> _Required action_
What is needed is a copy of each line in the listing below that contains "subnav".

━━━━━ Supplied data ━━━━━

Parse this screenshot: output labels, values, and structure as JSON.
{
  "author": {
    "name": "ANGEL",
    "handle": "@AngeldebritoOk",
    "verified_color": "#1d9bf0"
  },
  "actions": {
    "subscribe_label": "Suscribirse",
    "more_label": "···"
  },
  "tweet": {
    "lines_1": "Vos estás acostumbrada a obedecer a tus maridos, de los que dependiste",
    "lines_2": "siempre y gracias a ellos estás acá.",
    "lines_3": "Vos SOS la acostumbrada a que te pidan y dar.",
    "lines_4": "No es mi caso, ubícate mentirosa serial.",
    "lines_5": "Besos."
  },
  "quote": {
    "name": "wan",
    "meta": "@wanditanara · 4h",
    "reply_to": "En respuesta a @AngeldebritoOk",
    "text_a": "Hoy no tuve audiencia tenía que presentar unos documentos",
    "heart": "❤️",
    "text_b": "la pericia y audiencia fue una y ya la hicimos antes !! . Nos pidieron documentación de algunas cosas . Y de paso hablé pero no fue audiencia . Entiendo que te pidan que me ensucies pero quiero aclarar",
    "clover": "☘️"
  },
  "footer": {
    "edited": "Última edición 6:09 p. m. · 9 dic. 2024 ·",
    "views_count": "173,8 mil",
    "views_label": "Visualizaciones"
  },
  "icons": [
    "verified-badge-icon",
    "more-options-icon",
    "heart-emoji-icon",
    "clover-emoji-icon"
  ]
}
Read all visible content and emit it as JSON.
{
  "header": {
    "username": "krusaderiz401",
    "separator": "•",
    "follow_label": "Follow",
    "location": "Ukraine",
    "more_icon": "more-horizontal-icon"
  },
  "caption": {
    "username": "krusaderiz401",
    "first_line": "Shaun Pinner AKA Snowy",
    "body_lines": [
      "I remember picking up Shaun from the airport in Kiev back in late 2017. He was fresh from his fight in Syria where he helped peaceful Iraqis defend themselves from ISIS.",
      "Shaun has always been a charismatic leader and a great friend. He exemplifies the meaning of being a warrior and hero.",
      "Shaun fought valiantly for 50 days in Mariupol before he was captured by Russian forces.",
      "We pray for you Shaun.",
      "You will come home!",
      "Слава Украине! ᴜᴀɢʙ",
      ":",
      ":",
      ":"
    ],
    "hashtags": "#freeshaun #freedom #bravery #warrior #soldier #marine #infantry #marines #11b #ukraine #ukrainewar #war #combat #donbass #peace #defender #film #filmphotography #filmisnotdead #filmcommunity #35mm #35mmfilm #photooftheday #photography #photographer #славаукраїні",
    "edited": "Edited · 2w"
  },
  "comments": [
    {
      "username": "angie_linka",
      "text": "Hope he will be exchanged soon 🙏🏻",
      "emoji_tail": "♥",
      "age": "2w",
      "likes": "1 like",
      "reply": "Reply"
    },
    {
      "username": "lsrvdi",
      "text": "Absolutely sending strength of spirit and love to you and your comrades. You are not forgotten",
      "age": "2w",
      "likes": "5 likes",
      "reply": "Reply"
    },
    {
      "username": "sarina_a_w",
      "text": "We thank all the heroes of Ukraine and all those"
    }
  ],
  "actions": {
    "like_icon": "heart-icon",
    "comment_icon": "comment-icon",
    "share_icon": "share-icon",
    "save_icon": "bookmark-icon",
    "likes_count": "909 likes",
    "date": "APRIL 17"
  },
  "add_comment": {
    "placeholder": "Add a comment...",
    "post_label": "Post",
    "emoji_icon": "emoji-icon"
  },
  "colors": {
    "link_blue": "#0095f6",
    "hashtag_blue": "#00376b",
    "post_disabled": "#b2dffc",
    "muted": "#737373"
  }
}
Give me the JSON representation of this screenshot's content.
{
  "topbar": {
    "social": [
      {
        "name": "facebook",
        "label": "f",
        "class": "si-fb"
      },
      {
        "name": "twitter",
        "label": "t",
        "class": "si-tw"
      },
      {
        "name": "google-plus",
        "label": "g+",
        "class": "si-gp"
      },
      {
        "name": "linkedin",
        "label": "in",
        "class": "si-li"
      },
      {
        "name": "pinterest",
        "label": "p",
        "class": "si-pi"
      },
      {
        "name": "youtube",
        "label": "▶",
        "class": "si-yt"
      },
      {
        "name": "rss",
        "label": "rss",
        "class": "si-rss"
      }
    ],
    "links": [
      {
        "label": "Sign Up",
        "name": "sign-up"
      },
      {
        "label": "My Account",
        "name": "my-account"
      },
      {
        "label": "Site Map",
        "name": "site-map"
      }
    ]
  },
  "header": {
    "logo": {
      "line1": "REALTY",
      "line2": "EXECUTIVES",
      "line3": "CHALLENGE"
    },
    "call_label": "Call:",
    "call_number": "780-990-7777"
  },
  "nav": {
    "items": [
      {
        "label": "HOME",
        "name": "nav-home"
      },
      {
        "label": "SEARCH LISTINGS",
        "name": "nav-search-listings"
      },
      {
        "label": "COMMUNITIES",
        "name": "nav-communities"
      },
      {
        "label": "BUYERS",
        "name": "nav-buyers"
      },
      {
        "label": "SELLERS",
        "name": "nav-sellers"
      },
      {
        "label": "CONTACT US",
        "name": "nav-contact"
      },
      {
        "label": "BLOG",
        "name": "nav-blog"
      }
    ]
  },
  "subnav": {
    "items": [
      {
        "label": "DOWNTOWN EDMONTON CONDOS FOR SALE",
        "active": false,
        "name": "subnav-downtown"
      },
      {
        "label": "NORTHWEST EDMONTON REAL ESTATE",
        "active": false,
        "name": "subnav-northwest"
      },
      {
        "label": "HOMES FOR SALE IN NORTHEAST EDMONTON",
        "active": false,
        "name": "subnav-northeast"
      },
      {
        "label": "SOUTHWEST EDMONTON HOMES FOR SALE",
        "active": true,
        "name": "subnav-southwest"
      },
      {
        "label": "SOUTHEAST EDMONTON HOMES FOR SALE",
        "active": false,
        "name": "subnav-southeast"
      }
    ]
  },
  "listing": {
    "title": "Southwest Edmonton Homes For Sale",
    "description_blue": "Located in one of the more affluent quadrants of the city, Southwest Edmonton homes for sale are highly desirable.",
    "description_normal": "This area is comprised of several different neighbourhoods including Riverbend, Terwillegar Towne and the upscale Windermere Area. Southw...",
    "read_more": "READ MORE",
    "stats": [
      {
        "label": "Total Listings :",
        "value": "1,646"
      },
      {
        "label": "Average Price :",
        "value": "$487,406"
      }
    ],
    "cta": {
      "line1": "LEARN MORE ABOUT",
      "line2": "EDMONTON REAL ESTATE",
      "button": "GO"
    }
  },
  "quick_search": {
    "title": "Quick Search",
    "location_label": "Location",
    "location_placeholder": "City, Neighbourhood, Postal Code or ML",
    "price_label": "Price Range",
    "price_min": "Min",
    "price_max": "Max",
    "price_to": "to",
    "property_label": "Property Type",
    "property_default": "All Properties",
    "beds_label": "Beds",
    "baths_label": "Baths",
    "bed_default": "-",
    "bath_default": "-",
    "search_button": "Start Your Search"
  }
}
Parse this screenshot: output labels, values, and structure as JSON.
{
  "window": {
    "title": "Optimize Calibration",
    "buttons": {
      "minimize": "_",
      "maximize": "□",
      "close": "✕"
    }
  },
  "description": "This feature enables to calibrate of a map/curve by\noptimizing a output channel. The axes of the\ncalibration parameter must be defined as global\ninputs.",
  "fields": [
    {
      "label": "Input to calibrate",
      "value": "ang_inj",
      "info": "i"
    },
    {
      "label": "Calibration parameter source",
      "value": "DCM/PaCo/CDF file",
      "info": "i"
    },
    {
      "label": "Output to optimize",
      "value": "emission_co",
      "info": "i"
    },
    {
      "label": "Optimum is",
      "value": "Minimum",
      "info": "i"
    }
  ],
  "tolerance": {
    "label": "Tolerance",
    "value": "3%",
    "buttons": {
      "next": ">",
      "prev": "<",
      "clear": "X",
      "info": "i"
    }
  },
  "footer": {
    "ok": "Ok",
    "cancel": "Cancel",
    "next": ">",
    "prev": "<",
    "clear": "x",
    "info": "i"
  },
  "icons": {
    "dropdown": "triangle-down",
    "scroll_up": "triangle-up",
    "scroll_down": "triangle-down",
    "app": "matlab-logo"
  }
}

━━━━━

> _Task answer_
  "subnav": {
        "name": "subnav-downtown"
        "name": "subnav-northwest"
        "name": "subnav-northeast"
        "name": "subnav-southwest"
        "name": "subnav-southeast"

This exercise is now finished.